Jazmine Mercado, Contributor

“Shrinkflation has gotten worse,” experts say. Prices of consumer goods are increasing at the fastest rate in 40 years. Shrinkflation has been accelerating worldwide in recent years and has impacted many people and families. The term shrinkflation describes brands selling smaller amounts of product for the same price as before. It is a sneaky way for brands to hide growing prices. Some companies don’t want to increase their prices, instead they’re maintaining a similar price point and making their products smaller. This can include making candy bars sold in multipacks smaller than ones sold individually, or changing the shapes of their products so you can barely notice the difference in weight. 

It’s important to look out for any of these signs because shrinking prices can eat away at your savings and make it much more difficult to shop for necessities. These prices are often overlooked by shoppers because we’re so used to seeing prices rise. As many of the prices shrink, you may be paying less for groceries but you won’t be getting as much food and eventually many people end up feeling like they’ve gotten ripped off.

“Shrinkflation has been going on for decades and decades. I used to call it downsizing.” Edgar Dworsky said. Cans of Pringles are different weights depending on the flavor in the US, but at Target they all cost the same. 
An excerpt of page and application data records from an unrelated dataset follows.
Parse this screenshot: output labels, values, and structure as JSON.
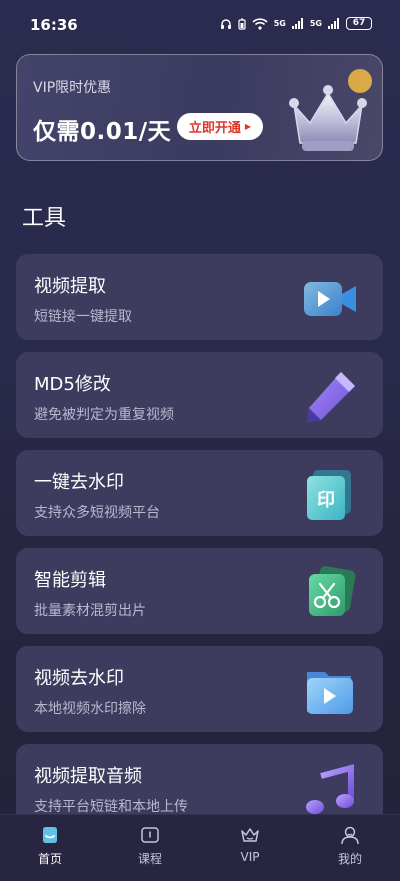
{
  "status": {
    "time": "16:36",
    "net1": "5G",
    "net2": "5G",
    "battery": "67"
  },
  "vip_banner": {
    "subtitle": "VIP限时优惠",
    "price": "仅需0.01/天",
    "button": "立即开通"
  },
  "tools": {
    "title": "工具",
    "items": [
      {
        "name": "视频提取",
        "desc": "短链接一键提取",
        "icon": "video-camera-icon"
      },
      {
        "name": "MD5修改",
        "desc": "避免被判定为重复视频",
        "icon": "pen-icon"
      },
      {
        "name": "一键去水印",
        "desc": "支持众多短视频平台",
        "icon": "stamp-icon"
      },
      {
        "name": "智能剪辑",
        "desc": "批量素材混剪出片",
        "icon": "scissors-icon"
      },
      {
        "name": "视频去水印",
        "desc": "本地视频水印擦除",
        "icon": "video-file-icon"
      },
      {
        "name": "视频提取音频",
        "desc": "支持平台短链和本地上传",
        "icon": "music-note-icon"
      }
    ]
  },
  "nav": {
    "home": "首页",
    "course": "课程",
    "vip": "VIP",
    "mine": "我的"
  },
  "colors": {
    "accent_red": "#e0352b",
    "card_bg": "#3d3c5f",
    "active_nav": "#5fc2e6"
  }
}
This effect is often seen at multiple grocery stores where the sale price is only for one week or a day and then it goes back to its original price. If you ever find yourself having to constantly put your money towards things like groceries, gas, clothing, and other necessities then shrinking prices might be happening to those items in particular.